Workers protest st Whipps Cross Hospital, east London, photo Isai Priya

Workers protest st Whipps Cross Hospital, east London, photo Isai Priya   (Click to enlarge: opens in new window)

Hospital worker

You couldn’t make it up. As workers in health, local government and education are balloting on insulting pay offers from the government, Johnson and the Tories announce yet another pay cut: a 1.25% increase in National Insurance contributions!

Are they so arrogant they can’t see they are pushing workers into a corner where we will have no choice but to vote to strike?

Already huge numbers of workers are struggling from one payday to the next. Low pay, chronic understaffing and overwork mean many thousands of NHS workers are thinking of leaving their jobs.

The 3% offered to NHS workers was already a pay cut. Inflation is due to reach 4% by the end of the year. Many of the lowest-paid are already facing a cut of £20 per week in their Universal Credit payments from the end of September. Tory minister Thérèse Coffey thinks claimants should simply work extra hours to fill the gap!

Union members up and down the country have a chance to vote to reject the pay offers, and to push for their unions to build for strike action, coordinated across the public sector.

The Tories may act like they can do whatever they like, but they are weak and divided. A strike of the public sector – some of the key workers who have kept the country going since the Covid pandemic hit – could force yet another humiliating government U-turn.

As well as taking industrial action, our unions need to nail the lie that the money isn’t there for wage rises or increasing spending to provide the public services that we so desperately need.

Instead of increasing National Insurance and hitting the lowest-paid hardest, the government should be using the enormous wealth salted away by big corporations and the super-rich for the benefit of society as a whole.

In May, the Sunday Times Rich List showed that in the first year of the pandemic the wealth of UK billionaires increased from £490.7 billion to £597.2 billion.

That extra £106.5 billion, and ongoing proper taxation of the super-rich, could pay for a fully funded NHS and social care system free at the point of use, with plenty left over to invest in council services, schools and public transport.

We need public services run for need, not for profit.

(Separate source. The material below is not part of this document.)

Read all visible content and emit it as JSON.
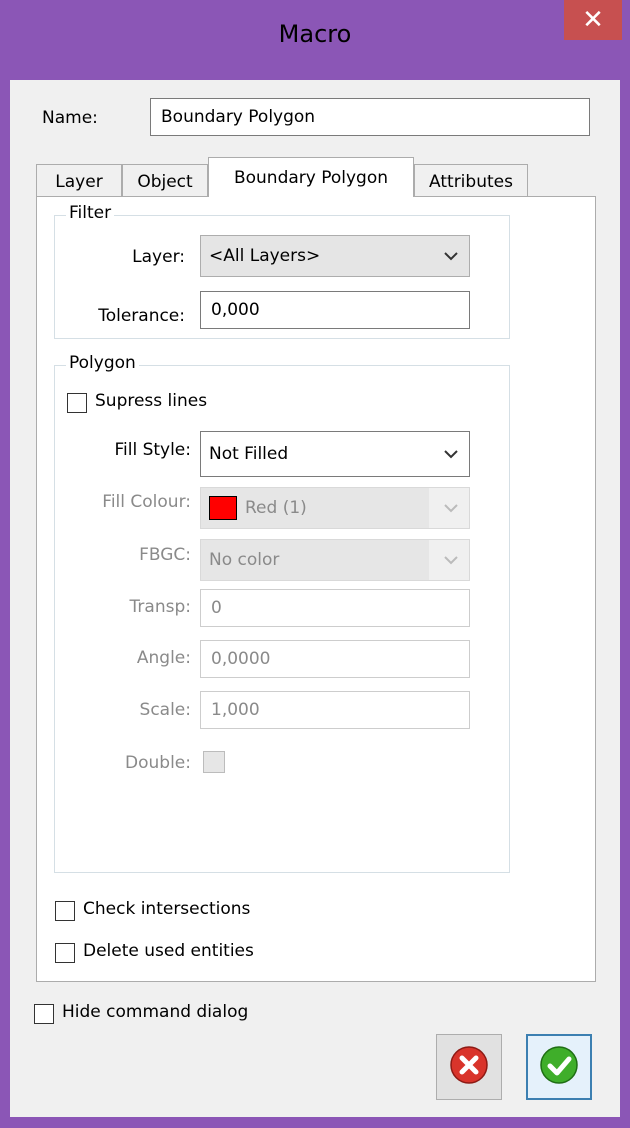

That means bringing health, care and other services into public ownership to be run democratically by workers and service users, as part of a wider socialist planned economy.